[[ Record set, beginning ]]

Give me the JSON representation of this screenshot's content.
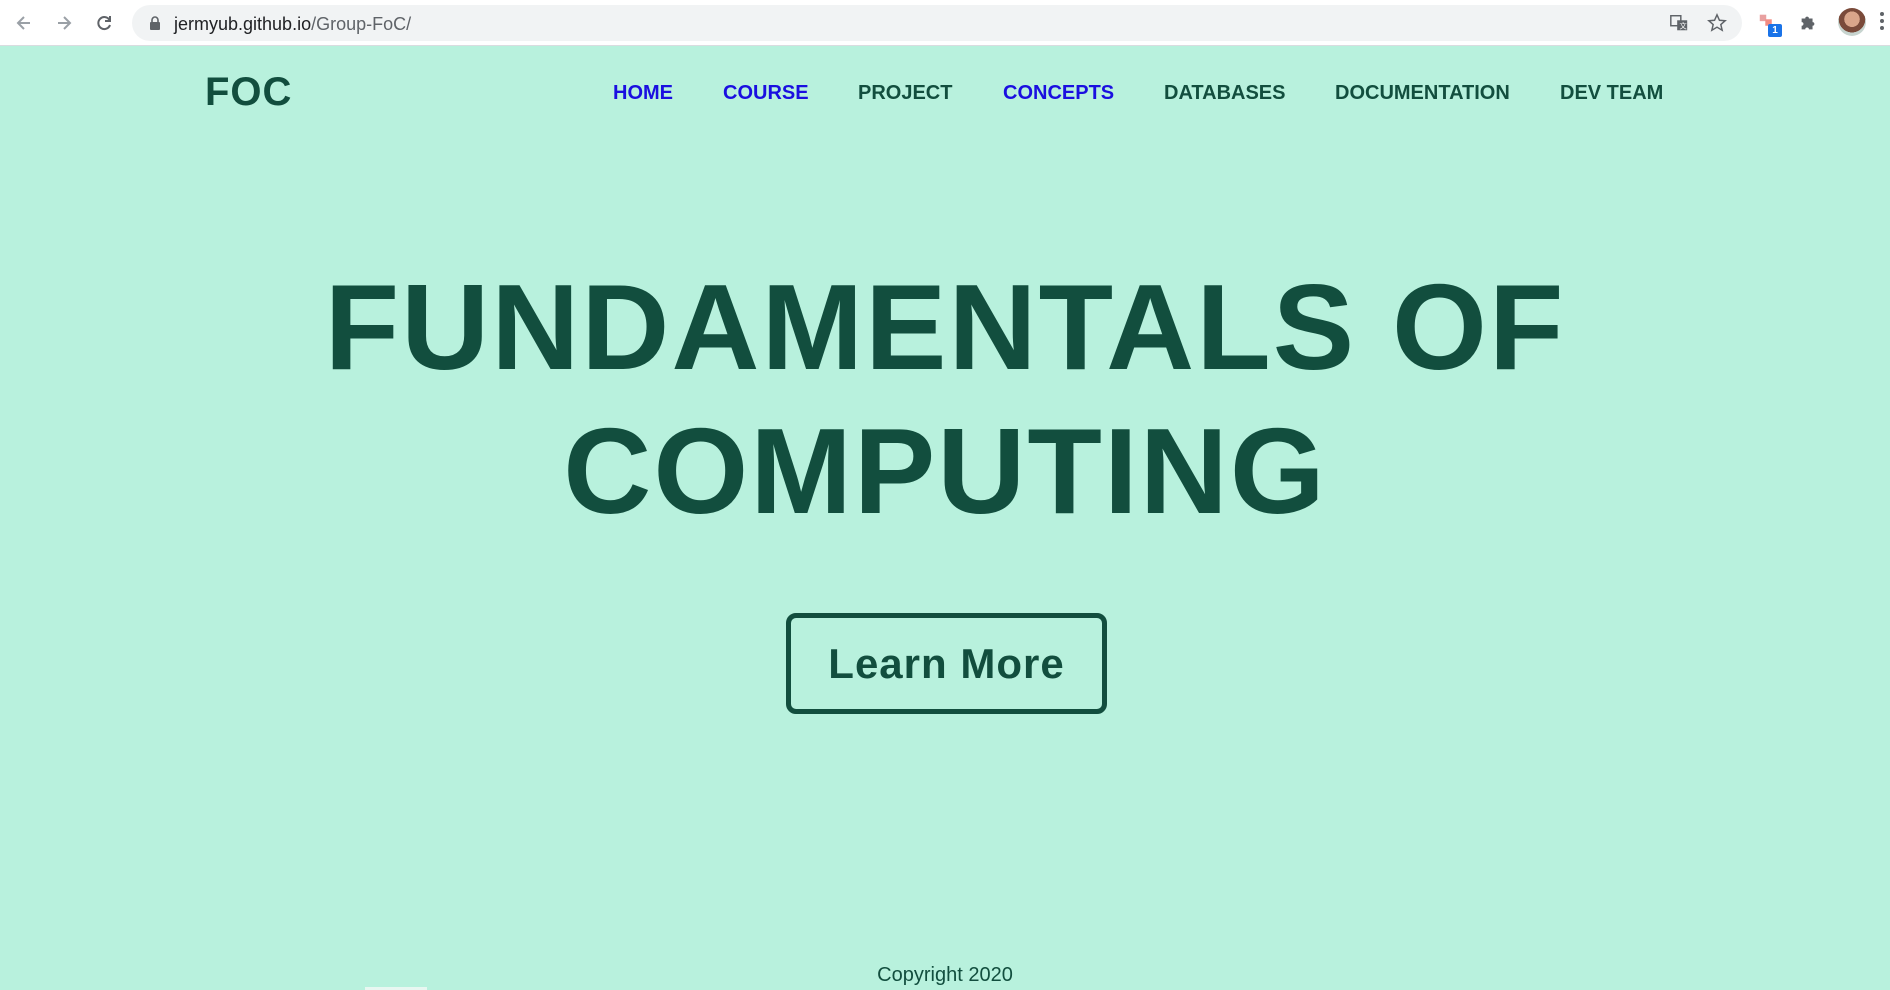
{
  "browser": {
    "url_domain": "jermyub.github.io",
    "url_path": "/Group-FoC/",
    "icons": [
      "back-icon",
      "forward-icon",
      "reload-icon",
      "lock-icon",
      "translate-icon",
      "star-icon",
      "extension-badge-icon",
      "puzzle-icon",
      "avatar",
      "menu-icon"
    ],
    "extension_badge": "1"
  },
  "site": {
    "logo": "FOC",
    "nav": [
      {
        "label": "HOME",
        "color": "#1a0fe0"
      },
      {
        "label": "COURSE",
        "color": "#1a0fe0"
      },
      {
        "label": "PROJECT",
        "color": "#124e3e"
      },
      {
        "label": "CONCEPTS",
        "color": "#1a0fe0"
      },
      {
        "label": "DATABASES",
        "color": "#124e3e"
      },
      {
        "label": "DOCUMENTATION",
        "color": "#124e3e"
      },
      {
        "label": "DEV TEAM",
        "color": "#124e3e"
      }
    ],
    "hero_line1": "FUNDAMENTALS OF",
    "hero_line2": "COMPUTING",
    "cta_label": "Learn More",
    "footer": "Copyright 2020"
  },
  "colors": {
    "background": "#b8f1dd",
    "primary": "#124e3e",
    "link_visited": "#1a0fe0"
  }
}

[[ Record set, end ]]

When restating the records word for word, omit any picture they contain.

Give me the JSON representation of this screenshot's content.
{
  "browser": {
    "url_domain": "jermyub.github.io",
    "url_path": "/Group-FoC/",
    "icons": [
      "back-icon",
      "forward-icon",
      "reload-icon",
      "lock-icon",
      "translate-icon",
      "star-icon",
      "extension-badge-icon",
      "puzzle-icon",
      "avatar",
      "menu-icon"
    ],
    "extension_badge": "1"
  },
  "site": {
    "logo": "FOC",
    "nav": [
      {
        "label": "HOME",
        "color": "#1a0fe0"
      },
      {
        "label": "COURSE",
        "color": "#1a0fe0"
      },
      {
        "label": "PROJECT",
        "color": "#124e3e"
      },
      {
        "label": "CONCEPTS",
        "color": "#1a0fe0"
      },
      {
        "label": "DATABASES",
        "color": "#124e3e"
      },
      {
        "label": "DOCUMENTATION",
        "color": "#124e3e"
      },
      {
        "label": "DEV TEAM",
        "color": "#124e3e"
      }
    ],
    "hero_line1": "FUNDAMENTALS OF",
    "hero_line2": "COMPUTING",
    "cta_label": "Learn More",
    "footer": "Copyright 2020"
  },
  "colors": {
    "background": "#b8f1dd",
    "primary": "#124e3e",
    "link_visited": "#1a0fe0"
  }
}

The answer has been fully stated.